Customer centricity has become top-of-mind for executives at most companies in recent years and for good reasons. Business leaders have come to recognize that it's not a company's products or services that are the primary sources of revenues and profits for companies but its customers. As a result, companies are focusing greater attention towards delivering better customer experiences in order to improve customer satisfaction, strengthen customer retention, and boost business performance.
As organizational leaders have become more involved in crafting customer strategies, CIOs are increasingly being called upon to assist with their expertise as to how people, processes, and technology can be blended together to help deliver seamless customer experiences. This helps explain why 36% of IT leaders are positioned as partners with the CEO and CMO in formulating customer-centric strategies, according to research conducted by Forrester Consulting that was commissioned by Windstream Enterprise.
To further explore the CIO's role in customer centricity, along with the value that CIOs can add to these endeavors, HMG Strategy recently caught up with Ashwin Ballal, Ph.D., CIO at Medallia, which is deeply rooted in the customer experience space.
HMG Strategy: Why is it so important for CIOs to embrace customer centricity?
Ashwin Ballal: We truly live in a different world today. The customer has become the center of everything we do. There is a maniacal focus on the customer like there has never been before.
Customer responsibility is not just the responsibility of the sales or marketing teams but for everyone in the company. Historically, IT teams have been focused more on user experiences inside the company. Now, IT organizations must be customer obsessed. There are many customers to focus on: the external customer, employees as internal customers, and business partners.
What are some ways in which CIOs can deliver value in helping the enterprise to improve the customer experience?
AB: CIOs and IT organizations have focused a lot on operational platforms such as ERP and financial systems, all of which provide transactional data. In the end, transactional data is useful but it doesn't tell you about the customer experience.
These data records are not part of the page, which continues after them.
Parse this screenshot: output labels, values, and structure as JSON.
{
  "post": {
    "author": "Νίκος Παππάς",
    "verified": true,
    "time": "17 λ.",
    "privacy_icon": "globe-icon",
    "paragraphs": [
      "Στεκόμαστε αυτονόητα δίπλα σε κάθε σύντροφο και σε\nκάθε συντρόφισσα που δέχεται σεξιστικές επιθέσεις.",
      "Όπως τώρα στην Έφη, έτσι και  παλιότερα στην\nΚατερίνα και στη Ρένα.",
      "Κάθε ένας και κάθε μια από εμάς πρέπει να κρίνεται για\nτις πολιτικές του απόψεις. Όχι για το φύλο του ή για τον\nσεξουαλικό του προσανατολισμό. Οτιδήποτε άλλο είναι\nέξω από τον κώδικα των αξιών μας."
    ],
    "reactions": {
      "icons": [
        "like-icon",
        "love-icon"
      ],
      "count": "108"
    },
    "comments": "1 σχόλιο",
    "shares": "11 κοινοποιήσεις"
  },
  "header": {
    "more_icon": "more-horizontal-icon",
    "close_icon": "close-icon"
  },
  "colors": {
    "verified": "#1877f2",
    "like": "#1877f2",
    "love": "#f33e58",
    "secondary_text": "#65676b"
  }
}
Today, with data and analytics, and with customers reaching the organization through various touchpoints, whether at a store, via mobile, online, social, etc., the CIO can aggregate these data assets to enable business leaders to gain a comprehensive view of the customer experience and how the customer is engaging with the brand.
Can you point to some of the customer experience initiatives you and your team have been involved in?
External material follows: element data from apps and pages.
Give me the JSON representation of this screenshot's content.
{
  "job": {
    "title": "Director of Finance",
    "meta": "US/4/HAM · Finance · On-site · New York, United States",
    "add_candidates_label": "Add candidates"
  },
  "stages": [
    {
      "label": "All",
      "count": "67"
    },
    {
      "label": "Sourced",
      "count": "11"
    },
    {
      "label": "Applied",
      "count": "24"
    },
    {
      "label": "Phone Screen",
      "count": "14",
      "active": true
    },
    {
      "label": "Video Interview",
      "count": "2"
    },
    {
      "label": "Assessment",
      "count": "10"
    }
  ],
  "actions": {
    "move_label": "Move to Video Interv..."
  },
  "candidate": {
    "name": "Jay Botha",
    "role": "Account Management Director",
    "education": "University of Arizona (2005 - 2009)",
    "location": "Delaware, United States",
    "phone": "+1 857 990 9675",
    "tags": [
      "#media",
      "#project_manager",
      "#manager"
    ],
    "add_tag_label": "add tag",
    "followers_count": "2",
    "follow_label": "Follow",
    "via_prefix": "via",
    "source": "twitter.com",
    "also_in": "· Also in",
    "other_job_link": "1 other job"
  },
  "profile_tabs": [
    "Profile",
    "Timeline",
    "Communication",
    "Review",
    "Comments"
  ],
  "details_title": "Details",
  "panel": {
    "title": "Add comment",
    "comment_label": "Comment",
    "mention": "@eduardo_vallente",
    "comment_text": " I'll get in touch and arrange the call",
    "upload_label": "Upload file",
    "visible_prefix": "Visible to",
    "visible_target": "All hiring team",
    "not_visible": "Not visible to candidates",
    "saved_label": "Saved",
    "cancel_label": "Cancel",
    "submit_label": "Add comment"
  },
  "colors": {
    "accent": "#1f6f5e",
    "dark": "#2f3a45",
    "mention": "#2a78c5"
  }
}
AB: Our focus at Medallia is to enable companies to capture and understand customer feedback from every touchpoint. We help companies anticipate customer needs and adapt their organizations to meet them. My team and I get the opportunity to work with our customers alongside our product team.
I have the opportunity to provide feedback on whether the user interface for our product is good, bad, or needs to be improved. I can advise on how to build effective SaaS integrations both within the company and for our product to work with our partners such as Salesforce and Adobe.
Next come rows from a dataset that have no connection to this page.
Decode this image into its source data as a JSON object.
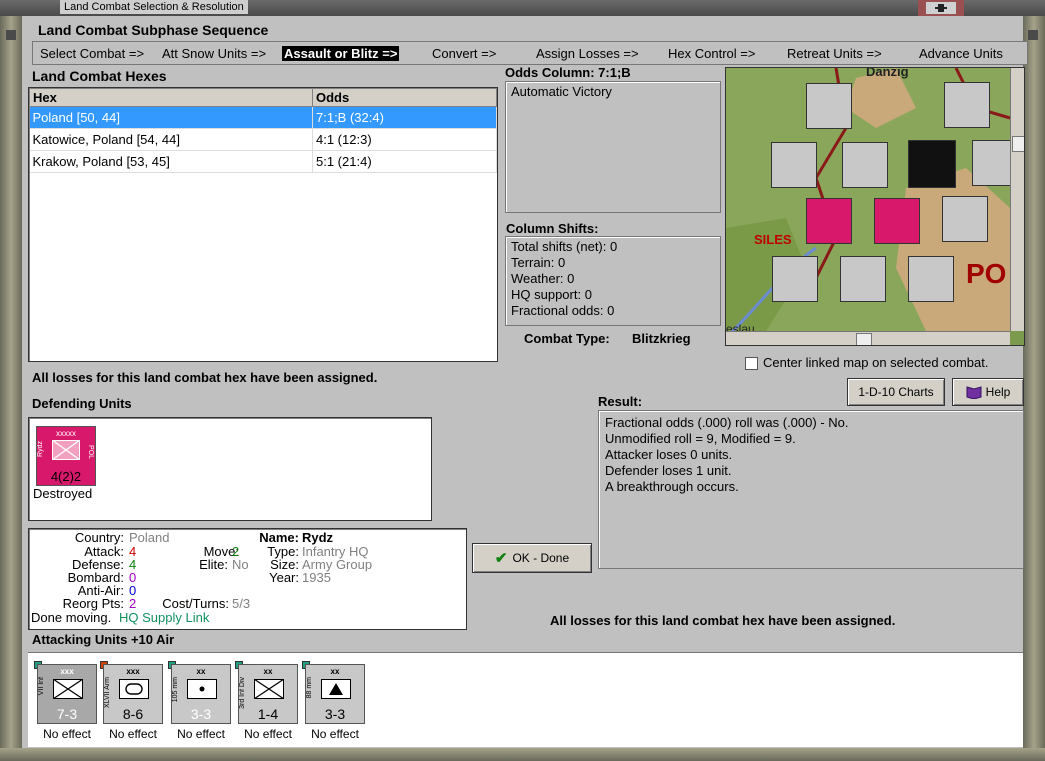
{
  "window": {
    "title": "Land Combat Selection & Resolution"
  },
  "subphase": {
    "title": "Land Combat Subphase Sequence",
    "steps": [
      "Select Combat =>",
      "Att Snow Units =>",
      "Assault or Blitz =>",
      "Convert =>",
      "Assign Losses =>",
      "Hex Control =>",
      "Retreat Units =>",
      "Advance Units"
    ],
    "active_index": 2
  },
  "hexes": {
    "title": "Land Combat Hexes",
    "columns": [
      "Hex",
      "Odds"
    ],
    "rows": [
      [
        "Poland [50, 44]",
        "7:1;B (32:4)"
      ],
      [
        "Katowice, Poland [54, 44]",
        "4:1 (12:3)"
      ],
      [
        "Krakow, Poland [53, 45]",
        "5:1 (21:4)"
      ]
    ],
    "selected_row": 0
  },
  "odds": {
    "title": "Odds Column: 7:1;B",
    "text": "Automatic Victory"
  },
  "shifts": {
    "title": "Column Shifts:",
    "lines": [
      "Total shifts (net): 0",
      "Terrain: 0",
      "Weather: 0",
      "HQ support: 0",
      "Fractional odds: 0"
    ]
  },
  "combat_type": {
    "label": "Combat Type:",
    "value": "Blitzkrieg"
  },
  "map": {
    "labels": [
      "Danzig",
      "SILES",
      "PO",
      "eslau"
    ],
    "center_checkbox": "Center linked map on selected combat."
  },
  "losses_message": "All losses for this land combat hex have been assigned.",
  "buttons": {
    "charts": "1-D-10 Charts",
    "help": "Help",
    "ok": "OK - Done"
  },
  "defending": {
    "title": "Defending Units",
    "unit": {
      "size": "xxxxx",
      "side_label": "Rydz",
      "nation": "POL",
      "value": "4(2)2",
      "status": "Destroyed",
      "color": "#d8186a"
    }
  },
  "details": {
    "country_label": "Country:",
    "country": "Poland",
    "attack_label": "Attack:",
    "attack": "4",
    "defense_label": "Defense:",
    "defense": "4",
    "bombard_label": "Bombard:",
    "bombard": "0",
    "antiair_label": "Anti-Air:",
    "antiair": "0",
    "reorg_label": "Reorg Pts:",
    "reorg": "2",
    "move_label": "Move:",
    "move": "2",
    "elite_label": "Elite:",
    "elite": "No",
    "cost_label": "Cost/Turns:",
    "cost": "5/3",
    "name_label": "Name:",
    "name": "Rydz",
    "type_label": "Type:",
    "type": "Infantry HQ",
    "size_label": "Size:",
    "size": "Army Group",
    "year_label": "Year:",
    "year": "1935",
    "done_moving": "Done moving.",
    "supply": "HQ Supply Link"
  },
  "result": {
    "title": "Result:",
    "lines": [
      "Fractional odds (.000) roll was (.000)  - No.",
      "Unmodified roll = 9, Modified = 9.",
      "Attacker loses 0 units.",
      "Defender loses 1 unit.",
      "A breakthrough occurs."
    ]
  },
  "attacking": {
    "title": "Attacking Units +10 Air",
    "units": [
      {
        "size": "xxx",
        "side_label": "VII Inf",
        "value": "7-3",
        "symbol": "infantry",
        "status": "No effect"
      },
      {
        "size": "xxx",
        "side_label": "XLVII Arm",
        "value": "8-6",
        "symbol": "armor",
        "status": "No effect"
      },
      {
        "size": "xx",
        "side_label": "105 mm",
        "value": "3-3",
        "symbol": "artillery",
        "status": "No effect"
      },
      {
        "size": "xx",
        "side_label": "3rd Inf Div",
        "value": "1-4",
        "symbol": "infantry",
        "status": "No effect"
      },
      {
        "size": "xx",
        "side_label": "88 mm",
        "value": "3-3",
        "symbol": "antiair",
        "status": "No effect"
      }
    ]
  }
}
What are some of the business outcomes from these activities?
AB: In the past, customer experience was very fuzzy in terms of measuring and quantifying. My view - and many of the outcomes that we're focused on - is around the opportunities that were generated by the customer experience in terms of upsell, increased gross margin, better market share, etc. That's our top priority, and we're able to help our customers and their teams focus their efforts on the most impactful areas.
Can you offer some recommendations for fellow CIOs on working closely with the CEO and other members of the executive team on customer experience strategies?
AB: I've been a very vocal advocate that the CIO has typically taken a back seat on strategic activities. I think the change that's occurring is that customer experience is now at the forefront of everything and it's time for the CIO and the IT organization to move from the back seat to the front seat and drive customer experience initiatives.
My advice to CIOs is that the opportunity is ripe for us to move above and beyond. Everything revolves around systems and data.
CIOs have spent a great deal of time on the user experience. The only issue with this that I have is that we are so internally focused that we need to step outside of our comfort zones and spend more time with sales, marketing, and product teams to better understand what customers are saying and what they're looking for outside of the organization.
It's also an opportunity for IT organizations to forge into a new area for us to focus on. Companies such as Amazon are maniacally focused on the customer and they are having incredible success.
It's the next frontier for the CIO and IT organizations.